When researching and developing new products, Frank’s creative mind will often take flight to the neighboring Heartland market: “For example, Heartland market has very good organic curry paste, but it may be too expensive for many customers, so few people will buy it.
I took it and made it into a vegetable curry bento, and it sold very well. And the same story happened to the Tom Yum sauce; I made it into a delicious Thai style hot and sour soup.”
Frank hopes to someday have the flexibility of driving business on both sides.
Working Hard to Pull Through
Frank told us that before the pandemic, many customers at the Joyheart Cafe were volunteers from Tzu Chi. Since the cafe is located near the Oakland branch office of Tzu Chi USA, volunteers who worked at the branch office often came by for lunch, which helped with business. However, after the outbreak, the surrounding office workers began working remotely from home, and the Tzu Chi branch was also temporarily closed to uphold important health precautions, which made it even harder for Joyheart Cafe to stay open.
“We used to do some catering for activities and events, but after COVID-19, there were no more events; people’s incomes were gone.” As Frank worried about the business, however, Tzu Chi volunteers came to help: “One day, Kelvin Zhou, a senior volunteer from Tzu Chi, told me about the Very Veggie Movement. I said I would love to participate, I need to participate.”
Despite the difficult business, Frank did not give up. He believes that the food served at Joyheart Cafe is sufficiently competitive. “A healthy vegetarian diet has been popular in Taiwan in recent years. American vegetarian food is usually salad with lemon juice, but Taiwanese vegetarian food is very creative and flavorful. For example, vegetarian minced pork rice, bean steak, dried bean curd ham, vegan Haka smoked duck, vegetarian eel, three-cup eryngii mushrooms, three-cup eggplant, and there are many ways of seasoning. I hope that more people who like to try vegetarian foods will enjoy what we’ve served, Taiwanese-style.”

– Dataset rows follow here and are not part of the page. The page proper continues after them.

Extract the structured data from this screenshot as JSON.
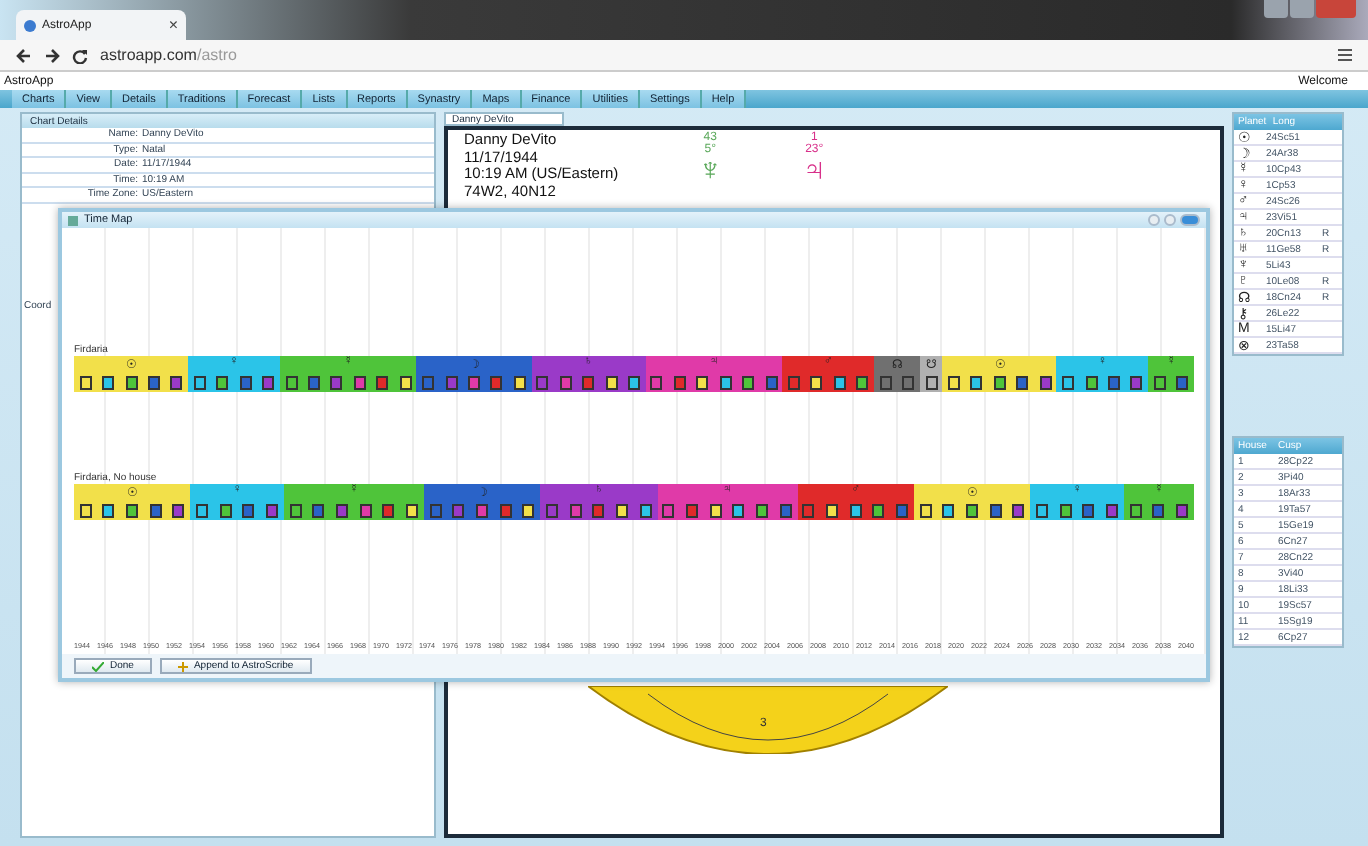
{
  "browser": {
    "tab_title": "AstroApp",
    "tab_close": "×",
    "url_host": "astroapp.com",
    "url_path": "/astro"
  },
  "app": {
    "title": "AstroApp",
    "welcome": "Welcome"
  },
  "menu": [
    {
      "label": "Charts",
      "selected": false
    },
    {
      "label": "View",
      "selected": false
    },
    {
      "label": "Details",
      "selected": false
    },
    {
      "label": "Traditions",
      "selected": false
    },
    {
      "label": "Forecast",
      "selected": false
    },
    {
      "label": "Lists",
      "selected": false
    },
    {
      "label": "Reports",
      "selected": false
    },
    {
      "label": "Synastry",
      "selected": false
    },
    {
      "label": "Maps",
      "selected": false
    },
    {
      "label": "Finance",
      "selected": false
    },
    {
      "label": "Utilities",
      "selected": false
    },
    {
      "label": "Settings",
      "selected": false
    },
    {
      "label": "Help",
      "selected": false
    }
  ],
  "chart_details": {
    "title": "Chart Details",
    "rows": [
      {
        "label": "Name:",
        "value": "Danny DeVito"
      },
      {
        "label": "Type:",
        "value": "Natal"
      },
      {
        "label": "Date:",
        "value": "11/17/1944"
      },
      {
        "label": "Time:",
        "value": "10:19 AM"
      },
      {
        "label": "Time Zone:",
        "value": "US/Eastern"
      }
    ],
    "side_label": "Coord"
  },
  "chart": {
    "tab": "Danny DeVito",
    "lines": [
      "Danny DeVito",
      "11/17/1944",
      "10:19 AM (US/Eastern)",
      "74W2, 40N12"
    ],
    "glyphs": [
      {
        "glyph": "♆",
        "degree": "5°",
        "number": "43",
        "color": "#5aa85a"
      },
      {
        "glyph": "♃",
        "degree": "23°",
        "number": "1",
        "color": "#d8308a"
      }
    ],
    "wheel_label": "3"
  },
  "planets": {
    "columns": [
      "Planet",
      "Long"
    ],
    "rows": [
      {
        "glyph": "☉",
        "long": "24Sc51",
        "retro": ""
      },
      {
        "glyph": "☽",
        "long": "24Ar38",
        "retro": ""
      },
      {
        "glyph": "☿",
        "long": "10Cp43",
        "retro": ""
      },
      {
        "glyph": "♀",
        "long": "1Cp53",
        "retro": ""
      },
      {
        "glyph": "♂",
        "long": "24Sc26",
        "retro": ""
      },
      {
        "glyph": "♃",
        "long": "23Vi51",
        "retro": ""
      },
      {
        "glyph": "♄",
        "long": "20Cn13",
        "retro": "R"
      },
      {
        "glyph": "♅",
        "long": "11Ge58",
        "retro": "R"
      },
      {
        "glyph": "♆",
        "long": "5Li43",
        "retro": ""
      },
      {
        "glyph": "♇",
        "long": "10Le08",
        "retro": "R"
      },
      {
        "glyph": "☊",
        "long": "18Cn24",
        "retro": "R"
      },
      {
        "glyph": "⚷",
        "long": "26Le22",
        "retro": ""
      },
      {
        "glyph": "M",
        "long": "15Li47",
        "retro": ""
      },
      {
        "glyph": "⊗",
        "long": "23Ta58",
        "retro": ""
      }
    ]
  },
  "houses": {
    "columns": [
      "House",
      "Cusp"
    ],
    "rows": [
      {
        "number": "1",
        "cusp": "28Cp22"
      },
      {
        "number": "2",
        "cusp": "3Pi40"
      },
      {
        "number": "3",
        "cusp": "18Ar33"
      },
      {
        "number": "4",
        "cusp": "19Ta57"
      },
      {
        "number": "5",
        "cusp": "15Ge19"
      },
      {
        "number": "6",
        "cusp": "6Cn27"
      },
      {
        "number": "7",
        "cusp": "28Cn22"
      },
      {
        "number": "8",
        "cusp": "3Vi40"
      },
      {
        "number": "9",
        "cusp": "18Li33"
      },
      {
        "number": "10",
        "cusp": "19Sc57"
      },
      {
        "number": "11",
        "cusp": "15Sg19"
      },
      {
        "number": "12",
        "cusp": "6Cp27"
      }
    ]
  },
  "time_map": {
    "title": "Time Map",
    "rows": [
      {
        "label": "Firdaria",
        "periods": [
          {
            "glyph": "☉",
            "color": "#f2e04a",
            "subperiods": [
              {
                "color": "#f2e04a"
              },
              {
                "color": "#2bc4e8"
              },
              {
                "color": "#4fc43a"
              },
              {
                "color": "#2a63c8"
              },
              {
                "color": "#9a3ac8"
              }
            ]
          },
          {
            "glyph": "♀",
            "color": "#2bc4e8",
            "subperiods": [
              {
                "color": "#2bc4e8"
              },
              {
                "color": "#4fc43a"
              },
              {
                "color": "#2a63c8"
              },
              {
                "color": "#9a3ac8"
              }
            ]
          },
          {
            "glyph": "☿",
            "color": "#4fc43a",
            "subperiods": [
              {
                "color": "#4fc43a"
              },
              {
                "color": "#2a63c8"
              },
              {
                "color": "#9a3ac8"
              },
              {
                "color": "#e03aa8"
              },
              {
                "color": "#e02a2a"
              },
              {
                "color": "#f2e04a"
              }
            ]
          },
          {
            "glyph": "☽",
            "color": "#2a63c8",
            "subperiods": [
              {
                "color": "#2a63c8"
              },
              {
                "color": "#9a3ac8"
              },
              {
                "color": "#e03aa8"
              },
              {
                "color": "#e02a2a"
              },
              {
                "color": "#f2e04a"
              }
            ]
          },
          {
            "glyph": "♄",
            "color": "#9a3ac8",
            "subperiods": [
              {
                "color": "#9a3ac8"
              },
              {
                "color": "#e03aa8"
              },
              {
                "color": "#e02a2a"
              },
              {
                "color": "#f2e04a"
              },
              {
                "color": "#2bc4e8"
              }
            ]
          },
          {
            "glyph": "♃",
            "color": "#e03aa8",
            "subperiods": [
              {
                "color": "#e03aa8"
              },
              {
                "color": "#e02a2a"
              },
              {
                "color": "#f2e04a"
              },
              {
                "color": "#2bc4e8"
              },
              {
                "color": "#4fc43a"
              },
              {
                "color": "#2a63c8"
              }
            ]
          },
          {
            "glyph": "♂",
            "color": "#e02a2a",
            "subperiods": [
              {
                "color": "#e02a2a"
              },
              {
                "color": "#f2e04a"
              },
              {
                "color": "#2bc4e8"
              },
              {
                "color": "#4fc43a"
              }
            ]
          },
          {
            "glyph": "☊",
            "color": "#707070",
            "subperiods": [
              {
                "color": "#707070"
              },
              {
                "color": "#707070"
              }
            ]
          },
          {
            "glyph": "☋",
            "color": "#b0b0b0",
            "subperiods": [
              {
                "color": "#b0b0b0"
              }
            ]
          },
          {
            "glyph": "☉",
            "color": "#f2e04a",
            "subperiods": [
              {
                "color": "#f2e04a"
              },
              {
                "color": "#2bc4e8"
              },
              {
                "color": "#4fc43a"
              },
              {
                "color": "#2a63c8"
              },
              {
                "color": "#9a3ac8"
              }
            ]
          },
          {
            "glyph": "♀",
            "color": "#2bc4e8",
            "subperiods": [
              {
                "color": "#2bc4e8"
              },
              {
                "color": "#4fc43a"
              },
              {
                "color": "#2a63c8"
              },
              {
                "color": "#9a3ac8"
              }
            ]
          },
          {
            "glyph": "☿",
            "color": "#4fc43a",
            "subperiods": [
              {
                "color": "#4fc43a"
              },
              {
                "color": "#2a63c8"
              }
            ]
          }
        ]
      },
      {
        "label": "Firdaria, No house",
        "periods": [
          {
            "glyph": "☉",
            "color": "#f2e04a",
            "subperiods": [
              {
                "color": "#f2e04a"
              },
              {
                "color": "#2bc4e8"
              },
              {
                "color": "#4fc43a"
              },
              {
                "color": "#2a63c8"
              },
              {
                "color": "#9a3ac8"
              }
            ]
          },
          {
            "glyph": "♀",
            "color": "#2bc4e8",
            "subperiods": [
              {
                "color": "#2bc4e8"
              },
              {
                "color": "#4fc43a"
              },
              {
                "color": "#2a63c8"
              },
              {
                "color": "#9a3ac8"
              }
            ]
          },
          {
            "glyph": "☿",
            "color": "#4fc43a",
            "subperiods": [
              {
                "color": "#4fc43a"
              },
              {
                "color": "#2a63c8"
              },
              {
                "color": "#9a3ac8"
              },
              {
                "color": "#e03aa8"
              },
              {
                "color": "#e02a2a"
              },
              {
                "color": "#f2e04a"
              }
            ]
          },
          {
            "glyph": "☽",
            "color": "#2a63c8",
            "subperiods": [
              {
                "color": "#2a63c8"
              },
              {
                "color": "#9a3ac8"
              },
              {
                "color": "#e03aa8"
              },
              {
                "color": "#e02a2a"
              },
              {
                "color": "#f2e04a"
              }
            ]
          },
          {
            "glyph": "♄",
            "color": "#9a3ac8",
            "subperiods": [
              {
                "color": "#9a3ac8"
              },
              {
                "color": "#e03aa8"
              },
              {
                "color": "#e02a2a"
              },
              {
                "color": "#f2e04a"
              },
              {
                "color": "#2bc4e8"
              }
            ]
          },
          {
            "glyph": "♃",
            "color": "#e03aa8",
            "subperiods": [
              {
                "color": "#e03aa8"
              },
              {
                "color": "#e02a2a"
              },
              {
                "color": "#f2e04a"
              },
              {
                "color": "#2bc4e8"
              },
              {
                "color": "#4fc43a"
              },
              {
                "color": "#2a63c8"
              }
            ]
          },
          {
            "glyph": "♂",
            "color": "#e02a2a",
            "subperiods": [
              {
                "color": "#e02a2a"
              },
              {
                "color": "#f2e04a"
              },
              {
                "color": "#2bc4e8"
              },
              {
                "color": "#4fc43a"
              },
              {
                "color": "#2a63c8"
              }
            ]
          },
          {
            "glyph": "☉",
            "color": "#f2e04a",
            "subperiods": [
              {
                "color": "#f2e04a"
              },
              {
                "color": "#2bc4e8"
              },
              {
                "color": "#4fc43a"
              },
              {
                "color": "#2a63c8"
              },
              {
                "color": "#9a3ac8"
              }
            ]
          },
          {
            "glyph": "♀",
            "color": "#2bc4e8",
            "subperiods": [
              {
                "color": "#2bc4e8"
              },
              {
                "color": "#4fc43a"
              },
              {
                "color": "#2a63c8"
              },
              {
                "color": "#9a3ac8"
              }
            ]
          },
          {
            "glyph": "☿",
            "color": "#4fc43a",
            "subperiods": [
              {
                "color": "#4fc43a"
              },
              {
                "color": "#2a63c8"
              },
              {
                "color": "#9a3ac8"
              }
            ]
          }
        ]
      }
    ],
    "years": [
      "1944",
      "1946",
      "1948",
      "1950",
      "1952",
      "1954",
      "1956",
      "1958",
      "1960",
      "1962",
      "1964",
      "1966",
      "1968",
      "1970",
      "1972",
      "1974",
      "1976",
      "1978",
      "1980",
      "1982",
      "1984",
      "1986",
      "1988",
      "1990",
      "1992",
      "1994",
      "1996",
      "1998",
      "2000",
      "2002",
      "2004",
      "2006",
      "2008",
      "2010",
      "2012",
      "2014",
      "2016",
      "2018",
      "2020",
      "2022",
      "2024",
      "2026",
      "2028",
      "2030",
      "2032",
      "2034",
      "2036",
      "2038",
      "2040"
    ],
    "buttons": [
      "Done",
      "Append to AstroScribe"
    ]
  }
}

Frank said that in the future, he will further adjust according to the pandemic. On one hand, he’ll develop more new products — such as a vegetarian fried tofu skin wrap accompanied by carrots and spaghetti with green veggie sauce — on the other hand, he wants to improve the drinks in the cafe. As time goes on, Joyheart Cafe’s greatest hope is to provide a comfortable space for people who love healthy food to meet friends and relax.

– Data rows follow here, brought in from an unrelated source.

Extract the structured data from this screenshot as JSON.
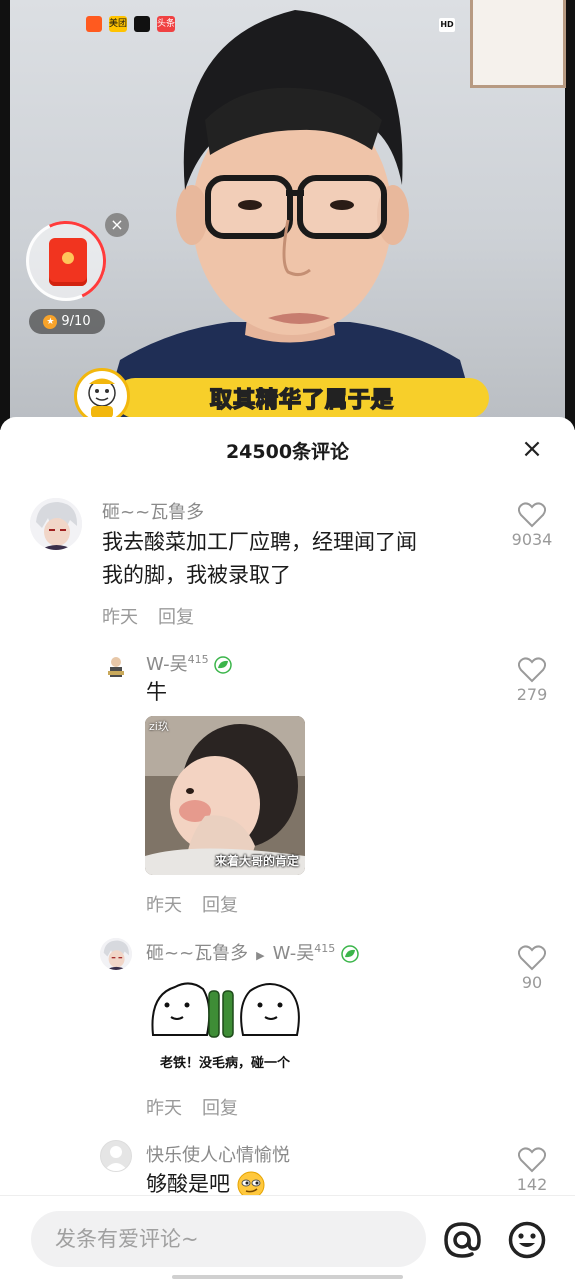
{
  "video": {
    "badges": [
      {
        "name": "kuaishou-icon",
        "color": "#ff5a1f",
        "text": ""
      },
      {
        "name": "meituan-icon",
        "color": "#ffc300",
        "text": "美团"
      },
      {
        "name": "capcut-icon",
        "color": "#111111",
        "text": ""
      },
      {
        "name": "toutiao-icon",
        "color": "#f04142",
        "text": "头条"
      }
    ],
    "hd_label": "HD",
    "subtitle": "取其精华了属于是",
    "redpacket_progress": "9/10",
    "redpacket_close": "×"
  },
  "sheet": {
    "title": "24500条评论",
    "close": "×"
  },
  "comments": [
    {
      "user": "砸~~瓦鲁多",
      "text_line1": "我去酸菜加工厂应聘，经理闻了闻",
      "text_line2": "我的脚，我被录取了",
      "time": "昨天",
      "reply": "回复",
      "likes": "9034"
    },
    {
      "user": "W-吴",
      "level": "415",
      "text": "牛",
      "sticker_tag": "zi玖",
      "sticker_caption": "来着大哥的肯定",
      "time": "昨天",
      "reply": "回复",
      "likes": "279"
    },
    {
      "user": "砸~~瓦鲁多",
      "reply_to": "W-吴",
      "level": "415",
      "sticker_caption": "老铁！没毛病，碰一个",
      "time": "昨天",
      "reply": "回复",
      "likes": "90"
    },
    {
      "user": "快乐使人心情愉悦",
      "text": "够酸是吧",
      "likes": "142"
    }
  ],
  "input": {
    "placeholder": "发条有爱评论~"
  },
  "colors": {
    "accent_yellow": "#f7cf2a",
    "red": "#f1341f",
    "muted_text": "#8a8a8a"
  }
}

Learn more about the Very Veggie movement and join us by transforming your diet into a vegetarian one, or take part as a partner of the movement!